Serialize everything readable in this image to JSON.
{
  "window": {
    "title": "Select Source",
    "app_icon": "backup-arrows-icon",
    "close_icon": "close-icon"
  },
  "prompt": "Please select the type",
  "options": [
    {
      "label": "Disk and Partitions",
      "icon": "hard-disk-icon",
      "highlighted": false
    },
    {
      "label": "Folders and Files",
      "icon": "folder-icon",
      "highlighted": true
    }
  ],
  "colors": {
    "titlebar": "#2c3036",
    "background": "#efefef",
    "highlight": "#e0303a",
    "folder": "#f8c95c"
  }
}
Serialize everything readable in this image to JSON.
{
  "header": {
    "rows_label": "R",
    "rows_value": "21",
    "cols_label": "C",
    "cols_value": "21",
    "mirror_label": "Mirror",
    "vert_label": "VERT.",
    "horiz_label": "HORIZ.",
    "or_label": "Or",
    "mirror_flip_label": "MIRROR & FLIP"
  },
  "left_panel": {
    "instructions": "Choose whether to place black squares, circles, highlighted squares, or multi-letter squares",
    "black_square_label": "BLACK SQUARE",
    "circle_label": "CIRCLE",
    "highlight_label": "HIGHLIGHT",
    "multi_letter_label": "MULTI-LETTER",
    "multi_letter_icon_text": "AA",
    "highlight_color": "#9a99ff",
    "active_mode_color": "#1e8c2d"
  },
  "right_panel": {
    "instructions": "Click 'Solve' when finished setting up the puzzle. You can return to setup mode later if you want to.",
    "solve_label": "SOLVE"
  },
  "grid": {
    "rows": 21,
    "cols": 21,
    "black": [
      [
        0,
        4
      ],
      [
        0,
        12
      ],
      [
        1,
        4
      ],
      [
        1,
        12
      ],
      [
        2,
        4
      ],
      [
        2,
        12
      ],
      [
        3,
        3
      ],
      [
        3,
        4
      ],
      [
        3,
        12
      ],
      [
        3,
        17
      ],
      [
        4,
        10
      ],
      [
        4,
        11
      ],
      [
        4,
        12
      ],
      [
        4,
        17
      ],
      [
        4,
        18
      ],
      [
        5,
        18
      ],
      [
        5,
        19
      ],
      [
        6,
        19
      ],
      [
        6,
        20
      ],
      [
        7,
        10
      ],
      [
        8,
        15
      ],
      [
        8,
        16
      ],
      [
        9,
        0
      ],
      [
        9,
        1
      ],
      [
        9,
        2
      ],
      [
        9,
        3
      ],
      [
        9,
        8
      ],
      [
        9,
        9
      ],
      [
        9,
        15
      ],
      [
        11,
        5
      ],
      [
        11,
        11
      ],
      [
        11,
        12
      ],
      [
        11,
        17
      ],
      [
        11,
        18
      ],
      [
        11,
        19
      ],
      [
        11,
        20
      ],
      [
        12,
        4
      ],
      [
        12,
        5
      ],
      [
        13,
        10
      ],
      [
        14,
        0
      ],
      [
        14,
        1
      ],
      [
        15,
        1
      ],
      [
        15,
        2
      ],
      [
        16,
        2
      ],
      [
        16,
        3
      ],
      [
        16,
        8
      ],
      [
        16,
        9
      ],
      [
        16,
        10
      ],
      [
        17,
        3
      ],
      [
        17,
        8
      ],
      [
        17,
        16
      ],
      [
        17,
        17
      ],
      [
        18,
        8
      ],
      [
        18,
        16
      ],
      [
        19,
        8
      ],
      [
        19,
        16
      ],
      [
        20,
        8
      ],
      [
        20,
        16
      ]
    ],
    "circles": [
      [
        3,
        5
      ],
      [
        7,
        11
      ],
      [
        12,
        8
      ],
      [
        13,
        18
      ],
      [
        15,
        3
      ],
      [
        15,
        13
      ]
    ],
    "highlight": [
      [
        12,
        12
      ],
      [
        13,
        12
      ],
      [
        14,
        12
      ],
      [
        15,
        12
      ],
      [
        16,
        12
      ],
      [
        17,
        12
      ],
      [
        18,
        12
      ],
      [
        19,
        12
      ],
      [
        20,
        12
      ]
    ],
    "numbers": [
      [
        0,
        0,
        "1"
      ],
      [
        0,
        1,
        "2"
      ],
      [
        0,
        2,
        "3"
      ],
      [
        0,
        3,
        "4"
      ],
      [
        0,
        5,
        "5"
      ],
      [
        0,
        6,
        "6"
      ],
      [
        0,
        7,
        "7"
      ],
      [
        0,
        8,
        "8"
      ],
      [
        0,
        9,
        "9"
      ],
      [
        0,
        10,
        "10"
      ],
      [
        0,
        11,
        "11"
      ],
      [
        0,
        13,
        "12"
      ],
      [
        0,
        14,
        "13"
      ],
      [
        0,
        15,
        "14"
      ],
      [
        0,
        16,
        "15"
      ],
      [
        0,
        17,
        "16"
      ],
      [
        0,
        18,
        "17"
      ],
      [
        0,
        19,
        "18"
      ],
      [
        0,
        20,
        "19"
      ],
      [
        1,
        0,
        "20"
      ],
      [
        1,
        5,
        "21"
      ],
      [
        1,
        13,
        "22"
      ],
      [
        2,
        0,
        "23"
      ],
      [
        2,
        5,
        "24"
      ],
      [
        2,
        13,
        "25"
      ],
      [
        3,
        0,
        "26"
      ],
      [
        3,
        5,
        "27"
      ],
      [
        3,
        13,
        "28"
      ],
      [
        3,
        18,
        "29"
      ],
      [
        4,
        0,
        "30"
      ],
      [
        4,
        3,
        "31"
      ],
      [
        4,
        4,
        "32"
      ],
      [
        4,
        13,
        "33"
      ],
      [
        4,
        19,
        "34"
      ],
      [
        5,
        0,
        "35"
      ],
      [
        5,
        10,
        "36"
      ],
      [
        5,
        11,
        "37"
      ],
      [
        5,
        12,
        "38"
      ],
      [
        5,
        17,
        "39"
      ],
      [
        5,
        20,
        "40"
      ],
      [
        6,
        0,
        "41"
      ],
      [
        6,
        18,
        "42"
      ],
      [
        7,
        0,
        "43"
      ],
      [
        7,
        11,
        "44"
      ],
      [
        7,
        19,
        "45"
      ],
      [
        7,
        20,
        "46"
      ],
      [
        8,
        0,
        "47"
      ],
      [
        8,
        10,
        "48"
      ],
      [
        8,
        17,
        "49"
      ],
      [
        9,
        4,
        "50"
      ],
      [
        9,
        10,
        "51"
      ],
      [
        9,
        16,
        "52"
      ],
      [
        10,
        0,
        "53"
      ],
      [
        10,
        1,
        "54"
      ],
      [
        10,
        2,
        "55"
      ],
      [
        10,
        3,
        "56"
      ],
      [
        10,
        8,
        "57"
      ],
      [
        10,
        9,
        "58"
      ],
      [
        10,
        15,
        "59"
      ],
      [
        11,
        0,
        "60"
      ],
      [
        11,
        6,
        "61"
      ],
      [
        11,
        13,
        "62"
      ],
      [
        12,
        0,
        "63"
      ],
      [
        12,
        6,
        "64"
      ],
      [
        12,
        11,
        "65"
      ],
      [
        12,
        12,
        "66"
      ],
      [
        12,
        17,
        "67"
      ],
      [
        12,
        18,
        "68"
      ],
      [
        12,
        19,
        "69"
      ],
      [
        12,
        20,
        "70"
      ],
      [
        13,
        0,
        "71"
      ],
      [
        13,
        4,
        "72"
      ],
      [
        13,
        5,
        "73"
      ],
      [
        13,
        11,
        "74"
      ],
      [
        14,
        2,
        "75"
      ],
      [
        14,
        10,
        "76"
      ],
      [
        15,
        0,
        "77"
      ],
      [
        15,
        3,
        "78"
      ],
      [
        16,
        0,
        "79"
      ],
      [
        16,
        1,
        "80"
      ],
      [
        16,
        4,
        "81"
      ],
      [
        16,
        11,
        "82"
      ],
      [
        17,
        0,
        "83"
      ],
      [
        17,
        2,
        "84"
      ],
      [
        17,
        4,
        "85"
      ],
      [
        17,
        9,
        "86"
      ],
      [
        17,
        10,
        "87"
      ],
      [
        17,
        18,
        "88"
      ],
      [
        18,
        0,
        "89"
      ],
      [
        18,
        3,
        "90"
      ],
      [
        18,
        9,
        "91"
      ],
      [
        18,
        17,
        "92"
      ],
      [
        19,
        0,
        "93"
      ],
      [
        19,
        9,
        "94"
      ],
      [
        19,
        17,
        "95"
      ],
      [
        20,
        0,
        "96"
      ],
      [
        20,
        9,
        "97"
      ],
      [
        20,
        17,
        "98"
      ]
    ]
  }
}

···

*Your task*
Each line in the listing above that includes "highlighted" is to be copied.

*Response for this exercise*
      "highlighted": false
      "highlighted": true
    "instructions": "Choose whether to place black squares, circles, highlighted squares, or multi-letter squares",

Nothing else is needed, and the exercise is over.